Each post on my Instagram feed is an investment. Not only do I spend more time than I would like to admit on enhancing, editing, and perfecting each picture, I then have to create a brief yet witty caption all while ensuring that the chosen image will blend seamlessly into my feed. Welcome to a millennial mind.

Today's use of social media is unlike any form of communication seen by previous generations. The modern definition of 'cool' has shifted to accommodate the vast amount of time we spend on these new platforms, and constant fluctuation of what is desirable to society is driving users to impress others who are hiding behind their own seemingly perfect, curated lives.

Each of us is a bit more addicted to technology than we'd like to admit. The new reality our generation faces is that our beloved media platforms are changing the way we view society's expectations for our lives. Not only do most users feel compelled to post a certain amount, have a "respectable" amount of followers, and like all their friends' pictures, but they also are probably being influenced by what they're seeing on their feed without even noticing it.

I recently came across the term "imposter syndrome" which basically is the idea that people can have a hard time accepting their success because they feel like they didn't actually earn it. Have you ever had something so great happen to you and you just keep wondering, "HOW?" Maybe you got an A on an exam you studied all week for in that class that's been kicking your butt this semester, maybe you got chosen for a promotion you thought you had no shot of getting, or maybe you just love life right now but you don't think you did anything spectacular to deserve it. Yup, imposter syndrome.

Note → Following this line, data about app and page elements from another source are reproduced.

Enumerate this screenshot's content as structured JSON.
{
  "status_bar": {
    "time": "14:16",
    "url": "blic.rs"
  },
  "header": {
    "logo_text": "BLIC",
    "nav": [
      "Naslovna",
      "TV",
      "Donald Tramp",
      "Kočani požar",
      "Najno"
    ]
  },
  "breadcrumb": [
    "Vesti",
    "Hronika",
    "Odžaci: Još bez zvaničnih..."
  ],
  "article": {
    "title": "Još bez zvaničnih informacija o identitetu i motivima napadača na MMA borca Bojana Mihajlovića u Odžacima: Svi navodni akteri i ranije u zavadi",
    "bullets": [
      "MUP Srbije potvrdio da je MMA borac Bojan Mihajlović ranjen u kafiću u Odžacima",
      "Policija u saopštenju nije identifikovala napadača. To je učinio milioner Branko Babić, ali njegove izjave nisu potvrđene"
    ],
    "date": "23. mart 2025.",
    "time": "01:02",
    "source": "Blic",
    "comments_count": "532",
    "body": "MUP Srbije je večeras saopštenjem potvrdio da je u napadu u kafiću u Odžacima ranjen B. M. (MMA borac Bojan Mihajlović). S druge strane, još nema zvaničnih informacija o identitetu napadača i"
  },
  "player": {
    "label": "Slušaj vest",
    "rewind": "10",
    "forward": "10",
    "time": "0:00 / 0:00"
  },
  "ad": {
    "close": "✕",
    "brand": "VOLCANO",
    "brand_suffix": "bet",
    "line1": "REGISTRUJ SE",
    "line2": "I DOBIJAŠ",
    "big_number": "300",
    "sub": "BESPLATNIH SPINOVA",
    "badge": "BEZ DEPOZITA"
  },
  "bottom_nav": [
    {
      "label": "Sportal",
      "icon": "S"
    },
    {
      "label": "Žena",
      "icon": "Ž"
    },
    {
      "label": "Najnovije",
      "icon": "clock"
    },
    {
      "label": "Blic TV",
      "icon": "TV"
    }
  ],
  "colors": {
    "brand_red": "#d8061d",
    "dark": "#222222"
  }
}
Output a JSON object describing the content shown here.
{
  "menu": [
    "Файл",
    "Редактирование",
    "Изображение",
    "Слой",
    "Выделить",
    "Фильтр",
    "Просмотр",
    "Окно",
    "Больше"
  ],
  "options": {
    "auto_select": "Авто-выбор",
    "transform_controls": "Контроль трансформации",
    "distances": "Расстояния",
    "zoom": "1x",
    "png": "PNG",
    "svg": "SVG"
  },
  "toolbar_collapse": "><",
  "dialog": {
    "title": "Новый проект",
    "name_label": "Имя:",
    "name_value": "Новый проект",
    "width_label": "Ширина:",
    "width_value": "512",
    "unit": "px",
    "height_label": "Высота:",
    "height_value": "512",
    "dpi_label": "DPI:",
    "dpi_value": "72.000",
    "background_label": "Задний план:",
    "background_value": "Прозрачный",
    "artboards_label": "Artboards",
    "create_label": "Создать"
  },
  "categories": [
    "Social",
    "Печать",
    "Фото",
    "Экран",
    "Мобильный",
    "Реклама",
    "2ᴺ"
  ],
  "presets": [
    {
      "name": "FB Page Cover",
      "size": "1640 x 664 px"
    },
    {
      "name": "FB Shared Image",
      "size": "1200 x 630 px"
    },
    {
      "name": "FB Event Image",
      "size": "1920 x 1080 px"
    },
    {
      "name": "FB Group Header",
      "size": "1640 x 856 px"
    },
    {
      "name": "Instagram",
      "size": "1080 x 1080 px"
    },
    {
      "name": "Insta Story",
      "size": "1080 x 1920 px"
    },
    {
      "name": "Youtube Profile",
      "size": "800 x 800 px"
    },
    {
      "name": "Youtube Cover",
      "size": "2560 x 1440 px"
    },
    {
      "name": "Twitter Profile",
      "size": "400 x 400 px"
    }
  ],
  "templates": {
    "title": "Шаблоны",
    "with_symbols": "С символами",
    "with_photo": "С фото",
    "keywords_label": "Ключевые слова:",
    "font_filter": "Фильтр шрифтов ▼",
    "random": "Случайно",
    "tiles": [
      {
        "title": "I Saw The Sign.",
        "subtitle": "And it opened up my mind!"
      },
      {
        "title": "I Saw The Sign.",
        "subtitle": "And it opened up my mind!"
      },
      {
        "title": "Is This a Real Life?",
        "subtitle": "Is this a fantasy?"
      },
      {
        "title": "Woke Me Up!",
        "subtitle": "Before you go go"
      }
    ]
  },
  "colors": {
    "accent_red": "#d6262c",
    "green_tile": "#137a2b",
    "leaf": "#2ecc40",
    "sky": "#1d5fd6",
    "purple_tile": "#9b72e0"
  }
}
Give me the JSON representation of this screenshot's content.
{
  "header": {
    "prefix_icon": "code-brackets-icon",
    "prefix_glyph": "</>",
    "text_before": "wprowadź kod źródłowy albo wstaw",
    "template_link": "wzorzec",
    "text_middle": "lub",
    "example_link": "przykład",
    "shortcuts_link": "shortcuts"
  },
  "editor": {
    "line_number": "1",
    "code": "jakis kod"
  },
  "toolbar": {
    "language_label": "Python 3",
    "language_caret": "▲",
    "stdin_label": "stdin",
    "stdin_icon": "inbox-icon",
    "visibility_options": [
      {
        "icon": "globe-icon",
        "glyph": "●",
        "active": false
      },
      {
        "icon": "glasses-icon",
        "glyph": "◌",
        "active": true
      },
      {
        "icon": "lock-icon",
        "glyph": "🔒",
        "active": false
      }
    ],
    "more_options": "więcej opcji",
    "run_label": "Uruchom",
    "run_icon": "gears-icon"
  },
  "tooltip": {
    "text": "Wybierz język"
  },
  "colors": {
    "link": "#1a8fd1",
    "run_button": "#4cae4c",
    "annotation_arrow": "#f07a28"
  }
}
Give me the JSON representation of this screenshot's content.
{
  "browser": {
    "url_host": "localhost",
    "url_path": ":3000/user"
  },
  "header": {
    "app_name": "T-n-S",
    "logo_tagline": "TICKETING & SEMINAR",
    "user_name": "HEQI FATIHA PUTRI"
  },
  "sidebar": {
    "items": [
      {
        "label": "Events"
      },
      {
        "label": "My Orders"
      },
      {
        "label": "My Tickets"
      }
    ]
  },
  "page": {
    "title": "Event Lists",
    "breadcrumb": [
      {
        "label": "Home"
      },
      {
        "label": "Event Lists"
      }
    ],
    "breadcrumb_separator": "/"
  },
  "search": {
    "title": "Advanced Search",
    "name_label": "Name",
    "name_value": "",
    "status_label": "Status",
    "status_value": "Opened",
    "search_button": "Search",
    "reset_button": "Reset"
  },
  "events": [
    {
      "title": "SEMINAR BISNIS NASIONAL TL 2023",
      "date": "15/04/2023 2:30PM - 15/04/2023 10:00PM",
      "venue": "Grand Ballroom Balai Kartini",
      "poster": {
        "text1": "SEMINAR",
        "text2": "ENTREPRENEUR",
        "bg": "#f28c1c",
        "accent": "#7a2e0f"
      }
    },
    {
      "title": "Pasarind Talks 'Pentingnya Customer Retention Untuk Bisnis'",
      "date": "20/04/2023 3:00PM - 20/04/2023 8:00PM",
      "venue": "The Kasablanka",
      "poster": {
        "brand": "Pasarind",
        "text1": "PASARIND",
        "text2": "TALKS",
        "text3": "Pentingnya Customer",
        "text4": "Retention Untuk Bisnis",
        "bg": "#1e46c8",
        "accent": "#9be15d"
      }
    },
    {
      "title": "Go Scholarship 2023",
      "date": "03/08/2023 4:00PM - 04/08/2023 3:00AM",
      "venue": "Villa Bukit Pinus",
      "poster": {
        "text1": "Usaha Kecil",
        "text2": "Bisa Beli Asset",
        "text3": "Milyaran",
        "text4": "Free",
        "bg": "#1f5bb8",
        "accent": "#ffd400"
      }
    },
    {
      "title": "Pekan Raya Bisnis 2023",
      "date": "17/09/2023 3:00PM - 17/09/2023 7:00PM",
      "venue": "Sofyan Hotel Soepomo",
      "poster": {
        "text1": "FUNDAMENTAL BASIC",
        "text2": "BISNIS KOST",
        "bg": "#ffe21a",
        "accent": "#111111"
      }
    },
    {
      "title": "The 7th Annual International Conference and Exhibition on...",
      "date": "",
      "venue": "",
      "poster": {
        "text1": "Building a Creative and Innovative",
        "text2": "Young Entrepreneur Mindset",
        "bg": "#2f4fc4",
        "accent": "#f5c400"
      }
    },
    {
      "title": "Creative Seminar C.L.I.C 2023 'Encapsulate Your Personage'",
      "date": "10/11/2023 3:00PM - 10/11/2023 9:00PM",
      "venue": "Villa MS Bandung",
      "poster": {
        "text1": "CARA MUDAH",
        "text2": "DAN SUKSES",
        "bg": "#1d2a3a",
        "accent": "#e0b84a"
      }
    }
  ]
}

Over the last week or so, I haven't been able to get this concept out of my mind. Thinking back over my freshman year, I've been able to recognize how the perfect online presence doesn't correspond to a happy user with shocking clarity. So many of my friends, who I thought loved their new environments based on their happy-go-lucky Instagrams and exciting Snapchat stories, have opened up to me about feeling like they just don't belong in their new strange place. The more they revealed about their feelings, the more obvious it became; they felt as though everyone around them was enjoying college, not missing home, and breezing through classes. And in their defense, that's exactly what they saw each time they clicked that little tie-dye box. I can't help but think back to a conversation I had with a homesick hallmate when she asked me, "Everyone else is loving every second of college, why don't I?" At the moment, I had no answer for her but truthfully, no one is excited about exam season, no one enjoys pulling all-nighters to finish that project, and no one wants to have the freshman plague for another minute.

Speaking of those pitfalls we all face, let's talk about finsta's for a minute. Everyone knows and loves them, but they bring up an interesting aspect of how we feel we need to represent ourselves online. No one is posting about a fight with their friend or bombing a presentation on their real feed (imagine the horror!!), so our digitally oriented generation created a new place to do just that. On the very same app that we display our false perfection, we allow only a certain, lucky few to see the reality of our lives. We're spending all our efforts to create the perfect vibe on our rinsta's, while being open about the ins-and-outs of life on our finsta's. So I beg the question, which account is the finsta and which is the rinsta?

The irony of it all? Even those of us who feel that way contribute to the problem. One of my Instagram posts shows me dressed up and laughing with a bunch of friends at a sorority event. The picture is adorable and fits perfectly into my feed, but by stalking my profile, no one would know that I got into a fight with a friend, broke my favorite shoes, and had a generally lame time that night. They see me – like the rest of the people on their feed – thriving. So here's to being a strong supporter of #makeinstagramcasual again, trust me it's for the best.